(Stored records)
┄┄┄┄┄┄┄┄┄┄

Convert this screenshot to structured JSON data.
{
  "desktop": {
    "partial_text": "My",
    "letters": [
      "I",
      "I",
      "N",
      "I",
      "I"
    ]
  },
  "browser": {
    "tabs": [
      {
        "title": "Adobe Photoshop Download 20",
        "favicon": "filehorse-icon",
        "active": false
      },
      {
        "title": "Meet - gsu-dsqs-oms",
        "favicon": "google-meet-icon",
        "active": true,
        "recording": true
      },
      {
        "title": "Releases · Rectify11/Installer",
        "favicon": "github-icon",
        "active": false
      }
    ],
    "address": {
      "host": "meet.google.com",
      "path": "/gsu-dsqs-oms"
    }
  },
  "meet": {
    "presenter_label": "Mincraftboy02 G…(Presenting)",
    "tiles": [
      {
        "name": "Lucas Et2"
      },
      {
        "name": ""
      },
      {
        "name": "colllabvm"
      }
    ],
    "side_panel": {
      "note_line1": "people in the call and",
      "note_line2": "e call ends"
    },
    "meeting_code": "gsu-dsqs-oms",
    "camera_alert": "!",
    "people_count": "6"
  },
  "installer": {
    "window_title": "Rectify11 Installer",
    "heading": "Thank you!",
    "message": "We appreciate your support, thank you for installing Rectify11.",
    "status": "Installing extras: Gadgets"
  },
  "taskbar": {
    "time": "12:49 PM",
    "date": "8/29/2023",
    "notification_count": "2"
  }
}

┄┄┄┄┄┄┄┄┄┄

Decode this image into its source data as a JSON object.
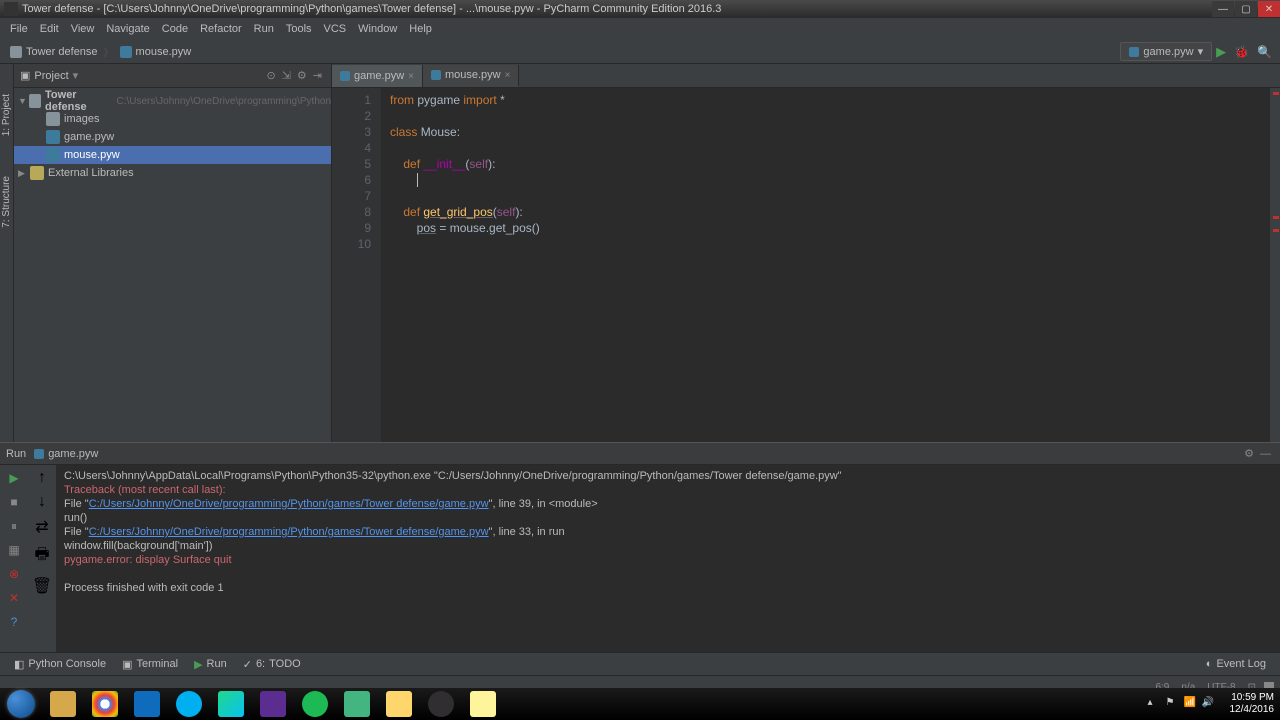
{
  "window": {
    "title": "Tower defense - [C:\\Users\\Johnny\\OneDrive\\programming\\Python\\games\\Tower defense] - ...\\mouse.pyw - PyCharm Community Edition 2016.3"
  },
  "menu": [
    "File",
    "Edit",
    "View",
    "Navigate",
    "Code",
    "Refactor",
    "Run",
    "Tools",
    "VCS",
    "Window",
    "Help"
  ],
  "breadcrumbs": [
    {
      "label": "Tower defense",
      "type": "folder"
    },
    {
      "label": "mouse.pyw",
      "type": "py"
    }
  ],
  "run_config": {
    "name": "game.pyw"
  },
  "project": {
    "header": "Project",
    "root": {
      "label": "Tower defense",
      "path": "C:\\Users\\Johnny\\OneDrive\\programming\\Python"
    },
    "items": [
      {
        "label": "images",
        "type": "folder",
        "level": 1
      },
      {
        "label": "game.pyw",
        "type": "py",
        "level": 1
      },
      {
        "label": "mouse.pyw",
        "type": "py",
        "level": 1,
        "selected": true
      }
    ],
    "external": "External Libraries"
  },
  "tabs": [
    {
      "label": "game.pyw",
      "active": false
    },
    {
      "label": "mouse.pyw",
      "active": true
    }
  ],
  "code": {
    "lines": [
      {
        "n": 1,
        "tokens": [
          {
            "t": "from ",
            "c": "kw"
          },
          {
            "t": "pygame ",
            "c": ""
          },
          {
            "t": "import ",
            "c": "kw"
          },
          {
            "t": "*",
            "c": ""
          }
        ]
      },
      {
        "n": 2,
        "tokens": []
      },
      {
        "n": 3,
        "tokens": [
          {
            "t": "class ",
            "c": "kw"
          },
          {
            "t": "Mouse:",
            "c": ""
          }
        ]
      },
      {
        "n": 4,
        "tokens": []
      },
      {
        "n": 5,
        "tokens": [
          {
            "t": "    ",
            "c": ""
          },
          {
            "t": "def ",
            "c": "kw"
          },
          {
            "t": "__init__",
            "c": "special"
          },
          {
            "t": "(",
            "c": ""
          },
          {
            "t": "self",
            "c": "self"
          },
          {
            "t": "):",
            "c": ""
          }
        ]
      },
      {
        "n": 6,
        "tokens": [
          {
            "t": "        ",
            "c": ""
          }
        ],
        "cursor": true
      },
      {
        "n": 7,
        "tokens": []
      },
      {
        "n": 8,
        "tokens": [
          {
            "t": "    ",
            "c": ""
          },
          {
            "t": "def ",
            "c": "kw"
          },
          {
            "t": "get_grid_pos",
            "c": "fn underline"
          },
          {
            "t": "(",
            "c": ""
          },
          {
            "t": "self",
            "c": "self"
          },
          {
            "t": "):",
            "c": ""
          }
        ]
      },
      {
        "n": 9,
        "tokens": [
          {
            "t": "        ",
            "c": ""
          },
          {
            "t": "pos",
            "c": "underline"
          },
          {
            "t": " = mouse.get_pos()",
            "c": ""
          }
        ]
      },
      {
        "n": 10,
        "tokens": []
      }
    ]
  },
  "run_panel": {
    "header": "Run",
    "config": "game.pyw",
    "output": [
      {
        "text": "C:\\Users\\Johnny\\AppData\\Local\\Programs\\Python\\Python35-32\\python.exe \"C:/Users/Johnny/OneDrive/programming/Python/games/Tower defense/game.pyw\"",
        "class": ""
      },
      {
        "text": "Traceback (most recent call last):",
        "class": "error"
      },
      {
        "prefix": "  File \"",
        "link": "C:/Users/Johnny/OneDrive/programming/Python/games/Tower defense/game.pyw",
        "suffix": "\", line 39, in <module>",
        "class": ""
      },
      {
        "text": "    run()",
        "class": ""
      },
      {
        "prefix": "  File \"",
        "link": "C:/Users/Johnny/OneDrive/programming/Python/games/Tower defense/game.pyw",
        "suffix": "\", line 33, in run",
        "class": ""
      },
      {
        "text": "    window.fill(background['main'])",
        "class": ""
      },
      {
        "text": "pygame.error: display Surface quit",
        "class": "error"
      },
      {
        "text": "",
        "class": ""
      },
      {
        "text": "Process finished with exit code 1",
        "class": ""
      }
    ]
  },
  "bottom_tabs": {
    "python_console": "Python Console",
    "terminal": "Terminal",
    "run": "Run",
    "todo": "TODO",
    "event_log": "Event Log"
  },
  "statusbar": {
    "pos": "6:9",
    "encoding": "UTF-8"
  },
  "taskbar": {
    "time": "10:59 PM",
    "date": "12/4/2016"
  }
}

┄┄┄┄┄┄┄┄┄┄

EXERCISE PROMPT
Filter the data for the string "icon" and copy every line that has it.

RESPONSE TO THE TASK
        "favicon": "filehorse-icon",
        "favicon": "google-meet-icon",
        "favicon": "github-icon",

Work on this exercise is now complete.